● WORK ORDER: Down to the last line, print the data that follows exactly, without its pictures.

● DATASET EXCERPTS:
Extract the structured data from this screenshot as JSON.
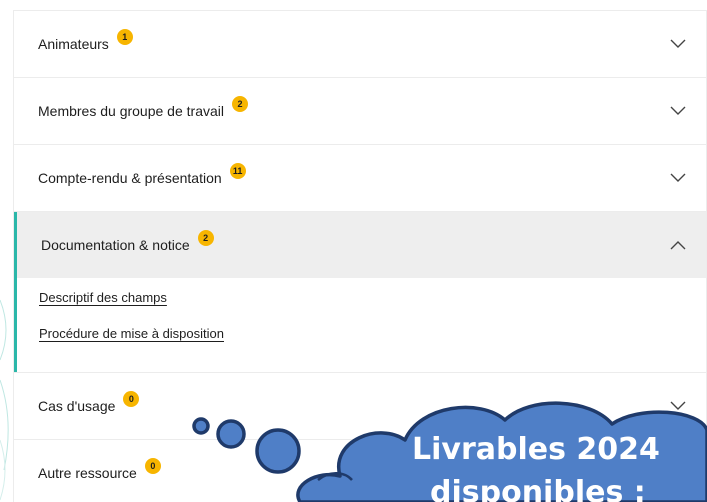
{
  "accordion": {
    "items": [
      {
        "label": "Animateurs",
        "count": "1",
        "open": false
      },
      {
        "label": "Membres du groupe de travail",
        "count": "2",
        "open": false
      },
      {
        "label": "Compte-rendu & présentation",
        "count": "11",
        "open": false
      },
      {
        "label": "Documentation & notice",
        "count": "2",
        "open": true,
        "links": [
          "Descriptif des champs",
          "Procédure de mise à disposition"
        ]
      },
      {
        "label": "Cas d'usage",
        "count": "0",
        "open": false
      },
      {
        "label": "Autre ressource",
        "count": "0",
        "open": false
      }
    ]
  },
  "callout": {
    "line1": "Livrables 2024",
    "line2": "disponibles :"
  },
  "colors": {
    "accent": "#2bb7a9",
    "badge": "#f7b500",
    "cloud_fill": "#4f7fc7",
    "cloud_stroke": "#1f3a6a",
    "open_header_bg": "#eeeeee"
  },
  "icons": {
    "collapsed": "chevron-down-icon",
    "expanded": "chevron-up-icon"
  }
}
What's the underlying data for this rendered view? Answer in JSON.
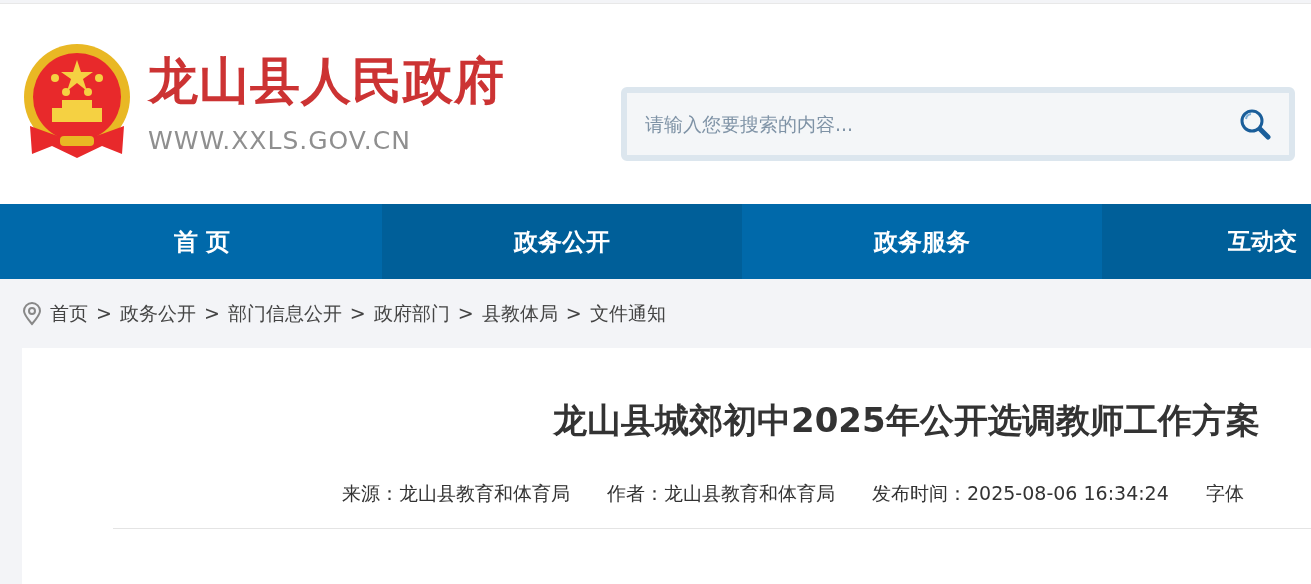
{
  "site": {
    "name": "龙山县人民政府",
    "url": "WWW.XXLS.GOV.CN"
  },
  "search": {
    "placeholder": "请输入您要搜索的内容..."
  },
  "nav": [
    {
      "label": "首 页"
    },
    {
      "label": "政务公开"
    },
    {
      "label": "政务服务"
    },
    {
      "label": "互动交"
    }
  ],
  "breadcrumb": [
    "首页",
    "政务公开",
    "部门信息公开",
    "政府部门",
    "县教体局",
    "文件通知"
  ],
  "breadcrumb_separator": ">",
  "article": {
    "title": "龙山县城郊初中2025年公开选调教师工作方案",
    "meta": [
      "来源：龙山县教育和体育局",
      "作者：龙山县教育和体育局",
      "发布时间：2025-08-06 16:34:24",
      "字体"
    ]
  }
}
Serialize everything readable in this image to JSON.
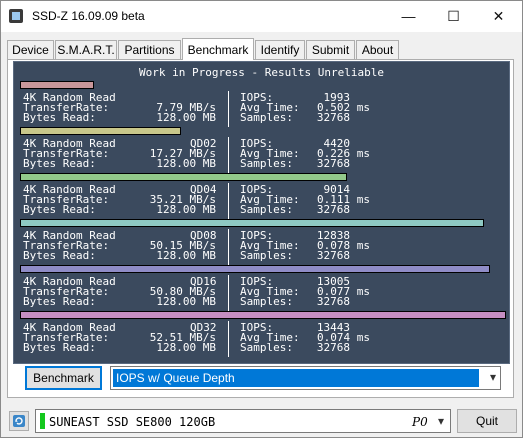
{
  "window": {
    "title": "SSD-Z 16.09.09 beta"
  },
  "controls": {
    "minimize": "—",
    "maximize": "☐",
    "close": "✕"
  },
  "tabs": [
    "Device",
    "S.M.A.R.T.",
    "Partitions",
    "Benchmark",
    "Identify",
    "Submit",
    "About"
  ],
  "benchmark": {
    "title": "Work in Progress - Results Unreliable",
    "results": [
      {
        "test": "4K Random Read",
        "qd": "",
        "transfer_label": "TransferRate:",
        "transfer_rate": "7.79 MB/s",
        "bytes_label": "Bytes Read:",
        "bytes_read": "128.00 MB",
        "iops_label": "IOPS:",
        "iops": "1993",
        "avg_label": "Avg Time:",
        "avg_time": "0.502 ms",
        "samples_label": "Samples:",
        "samples": "32768",
        "bar_color": "#c9979a",
        "bar_fraction": 0.148
      },
      {
        "test": "4K Random Read",
        "qd": "QD02",
        "transfer_label": "TransferRate:",
        "transfer_rate": "17.27 MB/s",
        "bytes_label": "Bytes Read:",
        "bytes_read": "128.00 MB",
        "iops_label": "IOPS:",
        "iops": "4420",
        "avg_label": "Avg Time:",
        "avg_time": "0.226 ms",
        "samples_label": "Samples:",
        "samples": "32768",
        "bar_color": "#c8c78a",
        "bar_fraction": 0.329
      },
      {
        "test": "4K Random Read",
        "qd": "QD04",
        "transfer_label": "TransferRate:",
        "transfer_rate": "35.21 MB/s",
        "bytes_label": "Bytes Read:",
        "bytes_read": "128.00 MB",
        "iops_label": "IOPS:",
        "iops": "9014",
        "avg_label": "Avg Time:",
        "avg_time": "0.111 ms",
        "samples_label": "Samples:",
        "samples": "32768",
        "bar_color": "#92c98a",
        "bar_fraction": 0.671
      },
      {
        "test": "4K Random Read",
        "qd": "QD08",
        "transfer_label": "TransferRate:",
        "transfer_rate": "50.15 MB/s",
        "bytes_label": "Bytes Read:",
        "bytes_read": "128.00 MB",
        "iops_label": "IOPS:",
        "iops": "12838",
        "avg_label": "Avg Time:",
        "avg_time": "0.078 ms",
        "samples_label": "Samples:",
        "samples": "32768",
        "bar_color": "#8ec9c3",
        "bar_fraction": 0.955
      },
      {
        "test": "4K Random Read",
        "qd": "QD16",
        "transfer_label": "TransferRate:",
        "transfer_rate": "50.80 MB/s",
        "bytes_label": "Bytes Read:",
        "bytes_read": "128.00 MB",
        "iops_label": "IOPS:",
        "iops": "13005",
        "avg_label": "Avg Time:",
        "avg_time": "0.077 ms",
        "samples_label": "Samples:",
        "samples": "32768",
        "bar_color": "#8f8cc6",
        "bar_fraction": 0.967
      },
      {
        "test": "4K Random Read",
        "qd": "QD32",
        "transfer_label": "TransferRate:",
        "transfer_rate": "52.51 MB/s",
        "bytes_label": "Bytes Read:",
        "bytes_read": "128.00 MB",
        "iops_label": "IOPS:",
        "iops": "13443",
        "avg_label": "Avg Time:",
        "avg_time": "0.074 ms",
        "samples_label": "Samples:",
        "samples": "32768",
        "bar_color": "#c58ec2",
        "bar_fraction": 1.0
      }
    ]
  },
  "actions": {
    "benchmark_button": "Benchmark",
    "mode_selected": "IOPS w/ Queue Depth"
  },
  "drive": {
    "name": "SUNEAST SSD SE800 120GB",
    "id": "P0",
    "status_color": "#14c81e"
  },
  "footer": {
    "quit_button": "Quit",
    "refresh_icon": "refresh-icon"
  },
  "colors": {
    "bench_bg": "#3b4a5e",
    "accent": "#0078d7"
  }
}
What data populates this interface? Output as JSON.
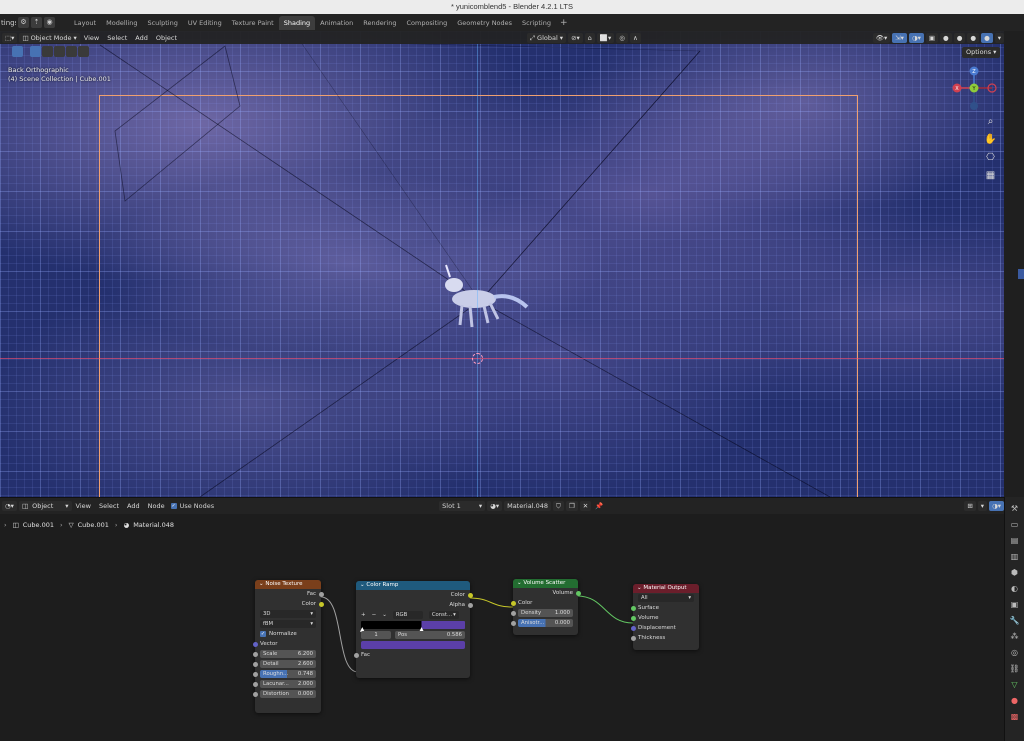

● RESPONSE AREA:
Extract the structured data from this screenshot as JSON.
{
  "accordion": {
    "items": [
      {
        "label": "Animateurs",
        "count": "1",
        "open": false
      },
      {
        "label": "Membres du groupe de travail",
        "count": "2",
        "open": false
      },
      {
        "label": "Compte-rendu & présentation",
        "count": "11",
        "open": false
      },
      {
        "label": "Documentation & notice",
        "count": "2",
        "open": true,
        "links": [
          "Descriptif des champs",
          "Procédure de mise à disposition"
        ]
      },
      {
        "label": "Cas d'usage",
        "count": "0",
        "open": false
      },
      {
        "label": "Autre ressource",
        "count": "0",
        "open": false
      }
    ]
  },
  "callout": {
    "line1": "Livrables 2024",
    "line2": "disponibles :"
  },
  "colors": {
    "accent": "#2bb7a9",
    "badge": "#f7b500",
    "cloud_fill": "#4f7fc7",
    "cloud_stroke": "#1f3a6a",
    "open_header_bg": "#eeeeee"
  },
  "icons": {
    "collapsed": "chevron-down-icon",
    "expanded": "chevron-up-icon"
  }
}
What's the underlying data for this rendered view? Answer in JSON.
{
  "site": {
    "name": "龙山县人民政府",
    "url": "WWW.XXLS.GOV.CN"
  },
  "search": {
    "placeholder": "请输入您要搜索的内容..."
  },
  "nav": [
    {
      "label": "首 页"
    },
    {
      "label": "政务公开"
    },
    {
      "label": "政务服务"
    },
    {
      "label": "互动交"
    }
  ],
  "breadcrumb": [
    "首页",
    "政务公开",
    "部门信息公开",
    "政府部门",
    "县教体局",
    "文件通知"
  ],
  "breadcrumb_separator": ">",
  "article": {
    "title": "龙山县城郊初中2025年公开选调教师工作方案",
    "meta": [
      "来源：龙山县教育和体育局",
      "作者：龙山县教育和体育局",
      "发布时间：2025-08-06 16:34:24",
      "字体"
    ]
  }
}
Serialize everything readable in this image to JSON.
{
  "window": {
    "title": "SSD-Z 16.09.09 beta"
  },
  "controls": {
    "minimize": "—",
    "maximize": "☐",
    "close": "✕"
  },
  "tabs": [
    "Device",
    "S.M.A.R.T.",
    "Partitions",
    "Benchmark",
    "Identify",
    "Submit",
    "About"
  ],
  "benchmark": {
    "title": "Work in Progress - Results Unreliable",
    "results": [
      {
        "test": "4K Random Read",
        "qd": "",
        "transfer_label": "TransferRate:",
        "transfer_rate": "7.79 MB/s",
        "bytes_label": "Bytes Read:",
        "bytes_read": "128.00 MB",
        "iops_label": "IOPS:",
        "iops": "1993",
        "avg_label": "Avg Time:",
        "avg_time": "0.502 ms",
        "samples_label": "Samples:",
        "samples": "32768",
        "bar_color": "#c9979a",
        "bar_fraction": 0.148
      },
      {
        "test": "4K Random Read",
        "qd": "QD02",
        "transfer_label": "TransferRate:",
        "transfer_rate": "17.27 MB/s",
        "bytes_label": "Bytes Read:",
        "bytes_read": "128.00 MB",
        "iops_label": "IOPS:",
        "iops": "4420",
        "avg_label": "Avg Time:",
        "avg_time": "0.226 ms",
        "samples_label": "Samples:",
        "samples": "32768",
        "bar_color": "#c8c78a",
        "bar_fraction": 0.329
      },
      {
        "test": "4K Random Read",
        "qd": "QD04",
        "transfer_label": "TransferRate:",
        "transfer_rate": "35.21 MB/s",
        "bytes_label": "Bytes Read:",
        "bytes_read": "128.00 MB",
        "iops_label": "IOPS:",
        "iops": "9014",
        "avg_label": "Avg Time:",
        "avg_time": "0.111 ms",
        "samples_label": "Samples:",
        "samples": "32768",
        "bar_color": "#92c98a",
        "bar_fraction": 0.671
      },
      {
        "test": "4K Random Read",
        "qd": "QD08",
        "transfer_label": "TransferRate:",
        "transfer_rate": "50.15 MB/s",
        "bytes_label": "Bytes Read:",
        "bytes_read": "128.00 MB",
        "iops_label": "IOPS:",
        "iops": "12838",
        "avg_label": "Avg Time:",
        "avg_time": "0.078 ms",
        "samples_label": "Samples:",
        "samples": "32768",
        "bar_color": "#8ec9c3",
        "bar_fraction": 0.955
      },
      {
        "test": "4K Random Read",
        "qd": "QD16",
        "transfer_label": "TransferRate:",
        "transfer_rate": "50.80 MB/s",
        "bytes_label": "Bytes Read:",
        "bytes_read": "128.00 MB",
        "iops_label": "IOPS:",
        "iops": "13005",
        "avg_label": "Avg Time:",
        "avg_time": "0.077 ms",
        "samples_label": "Samples:",
        "samples": "32768",
        "bar_color": "#8f8cc6",
        "bar_fraction": 0.967
      },
      {
        "test": "4K Random Read",
        "qd": "QD32",
        "transfer_label": "TransferRate:",
        "transfer_rate": "52.51 MB/s",
        "bytes_label": "Bytes Read:",
        "bytes_read": "128.00 MB",
        "iops_label": "IOPS:",
        "iops": "13443",
        "avg_label": "Avg Time:",
        "avg_time": "0.074 ms",
        "samples_label": "Samples:",
        "samples": "32768",
        "bar_color": "#c58ec2",
        "bar_fraction": 1.0
      }
    ]
  },
  "actions": {
    "benchmark_button": "Benchmark",
    "mode_selected": "IOPS w/ Queue Depth"
  },
  "drive": {
    "name": "SUNEAST SSD SE800 120GB",
    "id": "P0",
    "status_color": "#14c81e"
  },
  "footer": {
    "quit_button": "Quit",
    "refresh_icon": "refresh-icon"
  },
  "colors": {
    "bench_bg": "#3b4a5e",
    "accent": "#0078d7"
  }
}
What data populates this interface? Output as JSON.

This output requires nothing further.